A change (room) for the better

The all-gender change room, located in the Van Vliet Centre’s Team Room 7 for the duration of this year’s Pride Week (March 12-21), is an example of using Pride as an occasion to think about transforming campus spaces to ensure they’re accessible to everyone in the community.

“People who can’t use binary-segregated facilities are effectively banned from practicing that self-care of participating sports and recreation activities,” Blakey said. “When we design spaces, it’s important that we pay a lot of attention to accessibility issues generally from gender to accessible showers to space for changing children to make spaces family-friendly. It really lays the path for future discussions, when the facility is renovated, about implementing universal design practices in every way possible.”

Pride Week features a number of other events as well, including Aboriginal Student Services’ Rainbow Stew and Bannock lunch, which immediately precedes the Pride Parade on March 14, as well as presentations covering topics from LGBTQ2S+ representation in the sciences to ending homophobia and transphobia, the latter of which is presented by Blakey.

“It’s important we understand the origins of homophobia and transphobia as being in located in colonialism, which means we can see their connection to other forms of oppression and discrimination,” Blakey says. “We’ll talk about how can we recognize homophobia and transphobia playing out not only in our individual environments but in every single level of society and, once we understand that, how we can intervene to stop them.”

Celebrating Vriend at 20

This year’s Pride events also coincide with the 20th anniversary of the Supreme Court of Canada’s decision in the case of Vriend vs. Alberta, which led to the inclusion of sexual orientation as a prohibited ground of discrimination under the Alberta Individual’s Rights Protection Act. A number of U of A law alumni and faculty were involved in the case and a panel discussion on March 19 in the Telus Centre will revisit the landmark ruling which paved the way for further important advancements in human rights, including same-sex marriage.
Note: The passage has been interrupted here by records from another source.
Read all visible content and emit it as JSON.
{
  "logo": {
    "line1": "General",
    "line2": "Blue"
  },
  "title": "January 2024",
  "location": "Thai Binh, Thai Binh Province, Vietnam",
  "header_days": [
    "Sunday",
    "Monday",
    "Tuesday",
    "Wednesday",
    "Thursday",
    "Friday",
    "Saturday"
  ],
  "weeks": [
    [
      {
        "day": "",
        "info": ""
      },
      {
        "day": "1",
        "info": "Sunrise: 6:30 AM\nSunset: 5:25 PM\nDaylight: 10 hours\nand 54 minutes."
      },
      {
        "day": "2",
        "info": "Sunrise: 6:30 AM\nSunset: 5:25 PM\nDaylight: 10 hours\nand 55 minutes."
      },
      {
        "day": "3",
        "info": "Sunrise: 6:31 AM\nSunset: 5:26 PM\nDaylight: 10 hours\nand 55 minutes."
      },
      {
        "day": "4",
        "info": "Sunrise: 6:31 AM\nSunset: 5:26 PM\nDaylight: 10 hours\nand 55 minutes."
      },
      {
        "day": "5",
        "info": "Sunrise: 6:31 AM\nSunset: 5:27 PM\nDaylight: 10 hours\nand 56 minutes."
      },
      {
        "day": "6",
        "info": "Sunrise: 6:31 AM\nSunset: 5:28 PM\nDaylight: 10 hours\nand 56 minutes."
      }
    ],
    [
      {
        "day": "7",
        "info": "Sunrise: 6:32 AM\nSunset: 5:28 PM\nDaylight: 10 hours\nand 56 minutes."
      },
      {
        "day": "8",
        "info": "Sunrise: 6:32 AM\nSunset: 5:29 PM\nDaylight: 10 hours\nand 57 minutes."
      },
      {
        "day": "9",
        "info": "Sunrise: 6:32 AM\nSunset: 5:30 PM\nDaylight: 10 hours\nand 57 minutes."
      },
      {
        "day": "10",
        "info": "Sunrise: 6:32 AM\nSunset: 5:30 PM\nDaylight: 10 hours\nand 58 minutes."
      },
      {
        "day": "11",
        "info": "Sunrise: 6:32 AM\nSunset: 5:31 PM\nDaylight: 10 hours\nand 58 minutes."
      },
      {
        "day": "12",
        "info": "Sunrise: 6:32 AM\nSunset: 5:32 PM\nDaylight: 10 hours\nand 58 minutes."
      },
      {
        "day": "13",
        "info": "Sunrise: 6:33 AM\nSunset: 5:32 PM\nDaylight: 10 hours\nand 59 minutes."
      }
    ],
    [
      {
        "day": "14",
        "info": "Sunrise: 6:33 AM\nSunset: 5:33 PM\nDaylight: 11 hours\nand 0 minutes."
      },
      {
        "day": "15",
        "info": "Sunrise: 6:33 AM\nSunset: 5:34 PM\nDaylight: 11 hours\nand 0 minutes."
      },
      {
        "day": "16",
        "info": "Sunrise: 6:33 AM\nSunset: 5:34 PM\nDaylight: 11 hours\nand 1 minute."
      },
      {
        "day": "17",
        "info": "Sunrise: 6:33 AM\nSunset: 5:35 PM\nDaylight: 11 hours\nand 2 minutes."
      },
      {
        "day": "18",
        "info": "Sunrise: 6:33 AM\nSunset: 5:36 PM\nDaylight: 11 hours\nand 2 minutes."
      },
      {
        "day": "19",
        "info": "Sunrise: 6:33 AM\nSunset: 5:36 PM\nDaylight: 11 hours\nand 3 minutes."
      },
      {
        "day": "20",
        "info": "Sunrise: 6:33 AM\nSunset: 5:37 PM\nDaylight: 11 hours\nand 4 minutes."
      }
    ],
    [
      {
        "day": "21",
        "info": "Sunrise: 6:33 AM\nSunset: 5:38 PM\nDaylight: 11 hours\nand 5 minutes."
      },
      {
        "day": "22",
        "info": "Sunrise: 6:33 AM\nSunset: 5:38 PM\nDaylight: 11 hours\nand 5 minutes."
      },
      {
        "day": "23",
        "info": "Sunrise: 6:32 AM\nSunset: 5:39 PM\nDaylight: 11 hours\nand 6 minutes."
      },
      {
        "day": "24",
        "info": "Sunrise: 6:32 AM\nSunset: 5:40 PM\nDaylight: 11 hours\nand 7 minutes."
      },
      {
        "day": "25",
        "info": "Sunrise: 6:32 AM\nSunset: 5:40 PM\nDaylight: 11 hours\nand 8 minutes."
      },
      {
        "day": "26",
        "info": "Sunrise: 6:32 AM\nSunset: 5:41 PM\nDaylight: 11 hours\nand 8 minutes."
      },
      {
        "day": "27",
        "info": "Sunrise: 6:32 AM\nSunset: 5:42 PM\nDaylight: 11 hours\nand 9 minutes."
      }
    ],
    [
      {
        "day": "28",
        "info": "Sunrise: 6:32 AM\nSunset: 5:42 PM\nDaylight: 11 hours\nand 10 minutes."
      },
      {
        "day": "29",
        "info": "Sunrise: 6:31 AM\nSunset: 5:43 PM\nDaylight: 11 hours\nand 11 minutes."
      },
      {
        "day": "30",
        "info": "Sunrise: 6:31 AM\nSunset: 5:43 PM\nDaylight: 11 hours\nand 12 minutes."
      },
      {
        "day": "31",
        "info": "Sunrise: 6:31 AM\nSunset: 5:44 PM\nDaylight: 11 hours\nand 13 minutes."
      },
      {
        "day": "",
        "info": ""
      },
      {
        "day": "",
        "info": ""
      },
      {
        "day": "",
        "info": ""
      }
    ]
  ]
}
Panelists include chancellor Doug Stollery and Alberta Court of Appeals justice Sheila Greckol, who represented complainant Delwin Vriend, as well as Board of Governors chair Michael Phair and iSMSS faculty director Kristopher Wells.

“It’s such a landmark case that brought the community together to fight back against oppression and really started a movement of being able to stand up and speak up against discrimination,” Wells said. “Vriend has been ranked as one of the 10 most important equality decisions in the history of the Supreme Court of Canada. What we’re hoping to highlight at this inaugural Chancellor’s Forum is the role people connected to the University of Alberta played in the Vriend decision.”

Blakey said she’s pleased by how well Pride Week events are supported by the campus community but, as Pride is intended to remind us, there’s always room to do better.

“If we are a campus the purports to care about the health and well-being of the people in our community, we have to take seriously our role in creating an environment where people have the freedom to self-determine,” Blakey said. “Being a member of the campus community means paying attention to the ways people are barred from thriving and doing our best to change those circumstances.”

U of A Pride Week, sponsored by Shell Canada, takes place March 12 - 21 at various locations around campus. View the full list of events at iSMSS’s Pride Week webpage.